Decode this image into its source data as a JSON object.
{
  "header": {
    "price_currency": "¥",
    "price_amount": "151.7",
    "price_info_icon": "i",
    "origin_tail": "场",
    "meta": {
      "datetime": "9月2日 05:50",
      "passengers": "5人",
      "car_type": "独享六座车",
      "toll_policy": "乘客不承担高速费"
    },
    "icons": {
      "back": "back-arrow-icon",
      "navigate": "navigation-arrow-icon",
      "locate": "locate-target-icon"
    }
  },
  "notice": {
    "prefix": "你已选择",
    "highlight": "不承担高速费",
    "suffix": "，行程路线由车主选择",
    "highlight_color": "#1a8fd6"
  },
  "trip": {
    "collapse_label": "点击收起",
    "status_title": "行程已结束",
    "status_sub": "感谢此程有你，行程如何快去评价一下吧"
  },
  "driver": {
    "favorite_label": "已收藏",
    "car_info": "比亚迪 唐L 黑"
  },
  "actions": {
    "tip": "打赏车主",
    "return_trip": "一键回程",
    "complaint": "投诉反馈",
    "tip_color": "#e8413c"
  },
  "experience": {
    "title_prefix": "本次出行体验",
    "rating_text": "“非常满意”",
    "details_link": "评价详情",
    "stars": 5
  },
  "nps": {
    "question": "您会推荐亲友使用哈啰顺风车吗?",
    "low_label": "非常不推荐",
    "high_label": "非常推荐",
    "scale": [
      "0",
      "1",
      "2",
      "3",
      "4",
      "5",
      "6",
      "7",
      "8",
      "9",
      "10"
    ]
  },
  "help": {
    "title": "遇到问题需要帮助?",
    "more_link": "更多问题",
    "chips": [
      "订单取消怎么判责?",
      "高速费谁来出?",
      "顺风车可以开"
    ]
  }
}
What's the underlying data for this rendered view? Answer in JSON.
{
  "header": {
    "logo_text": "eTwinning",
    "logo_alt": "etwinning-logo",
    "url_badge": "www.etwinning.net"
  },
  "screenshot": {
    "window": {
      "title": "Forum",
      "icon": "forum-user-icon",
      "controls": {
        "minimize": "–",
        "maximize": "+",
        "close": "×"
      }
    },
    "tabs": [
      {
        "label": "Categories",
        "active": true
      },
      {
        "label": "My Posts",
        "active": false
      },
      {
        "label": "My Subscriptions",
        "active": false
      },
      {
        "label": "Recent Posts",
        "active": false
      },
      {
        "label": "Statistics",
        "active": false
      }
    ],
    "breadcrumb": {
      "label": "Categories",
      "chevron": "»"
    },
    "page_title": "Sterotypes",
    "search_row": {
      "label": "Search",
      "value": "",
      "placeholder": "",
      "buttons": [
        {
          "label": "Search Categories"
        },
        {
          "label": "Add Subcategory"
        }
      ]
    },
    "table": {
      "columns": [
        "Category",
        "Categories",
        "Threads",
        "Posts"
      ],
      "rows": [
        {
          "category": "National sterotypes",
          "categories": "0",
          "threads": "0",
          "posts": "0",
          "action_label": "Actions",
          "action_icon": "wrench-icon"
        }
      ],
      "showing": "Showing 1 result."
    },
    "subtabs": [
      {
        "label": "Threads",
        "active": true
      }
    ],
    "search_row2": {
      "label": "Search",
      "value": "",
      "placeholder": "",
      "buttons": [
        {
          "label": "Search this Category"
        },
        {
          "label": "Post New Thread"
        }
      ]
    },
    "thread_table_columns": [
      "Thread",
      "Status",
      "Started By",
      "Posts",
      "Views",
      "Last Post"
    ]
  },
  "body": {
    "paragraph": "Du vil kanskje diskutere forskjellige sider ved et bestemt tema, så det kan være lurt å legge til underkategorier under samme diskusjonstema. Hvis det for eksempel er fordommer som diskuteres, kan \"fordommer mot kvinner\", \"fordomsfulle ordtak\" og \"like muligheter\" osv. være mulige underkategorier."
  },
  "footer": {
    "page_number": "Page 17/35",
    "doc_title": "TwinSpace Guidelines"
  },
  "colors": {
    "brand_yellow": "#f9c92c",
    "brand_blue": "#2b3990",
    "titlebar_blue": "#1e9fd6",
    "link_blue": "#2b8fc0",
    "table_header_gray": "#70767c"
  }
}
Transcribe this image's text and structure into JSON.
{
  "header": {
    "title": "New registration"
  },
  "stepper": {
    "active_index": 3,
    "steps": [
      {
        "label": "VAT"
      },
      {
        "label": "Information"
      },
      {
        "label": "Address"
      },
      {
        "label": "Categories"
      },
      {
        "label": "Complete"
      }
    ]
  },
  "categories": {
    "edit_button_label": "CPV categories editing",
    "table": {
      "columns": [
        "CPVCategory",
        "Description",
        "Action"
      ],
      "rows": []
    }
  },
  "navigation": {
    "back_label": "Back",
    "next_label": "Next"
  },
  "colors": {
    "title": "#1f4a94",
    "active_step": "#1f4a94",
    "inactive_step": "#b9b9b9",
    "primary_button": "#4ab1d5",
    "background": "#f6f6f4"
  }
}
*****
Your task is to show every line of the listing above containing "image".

■ **TASK ANSWER**:
Decode this image into its source data as a JSON object.
Transcribe this image's text and structure into JSON.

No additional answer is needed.